-- ACTIVITY --
Look through the listing below for the word "size" and copy every line where it occurs.

================================

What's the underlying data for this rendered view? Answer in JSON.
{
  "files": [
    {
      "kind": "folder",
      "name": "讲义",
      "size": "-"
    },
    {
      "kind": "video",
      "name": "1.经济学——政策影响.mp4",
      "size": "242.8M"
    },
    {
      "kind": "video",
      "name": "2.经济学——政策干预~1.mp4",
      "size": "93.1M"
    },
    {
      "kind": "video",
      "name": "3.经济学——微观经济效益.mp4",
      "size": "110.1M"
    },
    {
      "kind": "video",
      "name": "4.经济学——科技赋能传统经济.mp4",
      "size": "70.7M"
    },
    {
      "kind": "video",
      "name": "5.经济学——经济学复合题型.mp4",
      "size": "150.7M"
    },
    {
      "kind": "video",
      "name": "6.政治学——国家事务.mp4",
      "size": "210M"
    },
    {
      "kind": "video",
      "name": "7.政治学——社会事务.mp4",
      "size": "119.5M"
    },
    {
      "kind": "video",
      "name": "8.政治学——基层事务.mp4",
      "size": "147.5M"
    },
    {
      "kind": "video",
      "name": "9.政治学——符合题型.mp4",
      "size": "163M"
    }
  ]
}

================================

-- RESULT FOR THIS TASK --
      "size": "-"
      "size": "242.8M"
      "size": "93.1M"
      "size": "110.1M"
      "size": "70.7M"
      "size": "150.7M"
      "size": "210M"
      "size": "119.5M"
      "size": "147.5M"
      "size": "163M"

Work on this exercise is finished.